All pictures are to be excluded when the data below is output verbatim.

===== Dataset extract =====

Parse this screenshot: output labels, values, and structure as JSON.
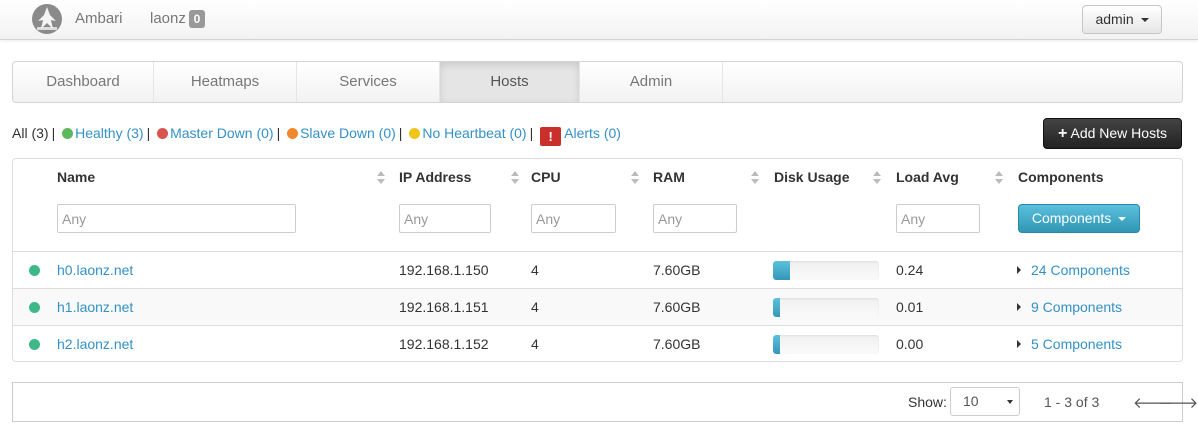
{
  "header": {
    "brand": "Ambari",
    "cluster_name": "laonz",
    "cluster_badge": "0",
    "user_menu": "admin"
  },
  "nav": {
    "tabs": [
      {
        "label": "Dashboard",
        "active": false
      },
      {
        "label": "Heatmaps",
        "active": false
      },
      {
        "label": "Services",
        "active": false
      },
      {
        "label": "Hosts",
        "active": true
      },
      {
        "label": "Admin",
        "active": false
      }
    ]
  },
  "filters": {
    "all": "All (3)",
    "healthy": "Healthy (3)",
    "master_down": "Master Down (0)",
    "slave_down": "Slave Down (0)",
    "no_heartbeat": "No Heartbeat (0)",
    "alert_icon": "!",
    "alerts": "Alerts (0)",
    "separator": "|",
    "colors": {
      "healthy": "#5cb85c",
      "master_down": "#d9534f",
      "slave_down": "#f0882e",
      "no_heartbeat": "#f0c419",
      "alert": "#c9302c"
    }
  },
  "actions": {
    "add_hosts": "Add New Hosts",
    "add_icon": "plus-icon"
  },
  "table": {
    "headers": {
      "name": "Name",
      "ip": "IP Address",
      "cpu": "CPU",
      "ram": "RAM",
      "disk": "Disk Usage",
      "load": "Load Avg",
      "components": "Components"
    },
    "filter_placeholder": "Any",
    "components_button": "Components",
    "rows": [
      {
        "status_color": "#3fb887",
        "name": "h0.laonz.net",
        "ip": "192.168.1.150",
        "cpu": "4",
        "ram": "7.60GB",
        "disk_usage": 0.16,
        "load": "0.24",
        "components": "24 Components"
      },
      {
        "status_color": "#3fb887",
        "name": "h1.laonz.net",
        "ip": "192.168.1.151",
        "cpu": "4",
        "ram": "7.60GB",
        "disk_usage": 0.07,
        "load": "0.01",
        "components": "9 Components"
      },
      {
        "status_color": "#3fb887",
        "name": "h2.laonz.net",
        "ip": "192.168.1.152",
        "cpu": "4",
        "ram": "7.60GB",
        "disk_usage": 0.07,
        "load": "0.00",
        "components": "5 Components"
      }
    ]
  },
  "pagination": {
    "show_label": "Show:",
    "page_size": "10",
    "range": "1 - 3 of 3",
    "prev": "🡐",
    "next": "🡒"
  }
}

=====

▶ [Expected answer]:
Parse this screenshot: output labels, values, and structure as JSON.
{
  "header": {
    "brand": "Ambari",
    "cluster_name": "laonz",
    "cluster_badge": "0",
    "user_menu": "admin"
  },
  "nav": {
    "tabs": [
      {
        "label": "Dashboard",
        "active": false
      },
      {
        "label": "Heatmaps",
        "active": false
      },
      {
        "label": "Services",
        "active": false
      },
      {
        "label": "Hosts",
        "active": true
      },
      {
        "label": "Admin",
        "active": false
      }
    ]
  },
  "filters": {
    "all": "All (3)",
    "healthy": "Healthy (3)",
    "master_down": "Master Down (0)",
    "slave_down": "Slave Down (0)",
    "no_heartbeat": "No Heartbeat (0)",
    "alert_icon": "!",
    "alerts": "Alerts (0)",
    "separator": "|",
    "colors": {
      "healthy": "#5cb85c",
      "master_down": "#d9534f",
      "slave_down": "#f0882e",
      "no_heartbeat": "#f0c419",
      "alert": "#c9302c"
    }
  },
  "actions": {
    "add_hosts": "Add New Hosts",
    "add_icon": "plus-icon"
  },
  "table": {
    "headers": {
      "name": "Name",
      "ip": "IP Address",
      "cpu": "CPU",
      "ram": "RAM",
      "disk": "Disk Usage",
      "load": "Load Avg",
      "components": "Components"
    },
    "filter_placeholder": "Any",
    "components_button": "Components",
    "rows": [
      {
        "status_color": "#3fb887",
        "name": "h0.laonz.net",
        "ip": "192.168.1.150",
        "cpu": "4",
        "ram": "7.60GB",
        "disk_usage": 0.16,
        "load": "0.24",
        "components": "24 Components"
      },
      {
        "status_color": "#3fb887",
        "name": "h1.laonz.net",
        "ip": "192.168.1.151",
        "cpu": "4",
        "ram": "7.60GB",
        "disk_usage": 0.07,
        "load": "0.01",
        "components": "9 Components"
      },
      {
        "status_color": "#3fb887",
        "name": "h2.laonz.net",
        "ip": "192.168.1.152",
        "cpu": "4",
        "ram": "7.60GB",
        "disk_usage": 0.07,
        "load": "0.00",
        "components": "5 Components"
      }
    ]
  },
  "pagination": {
    "show_label": "Show:",
    "page_size": "10",
    "range": "1 - 3 of 3",
    "prev": "🡐",
    "next": "🡒"
  }
}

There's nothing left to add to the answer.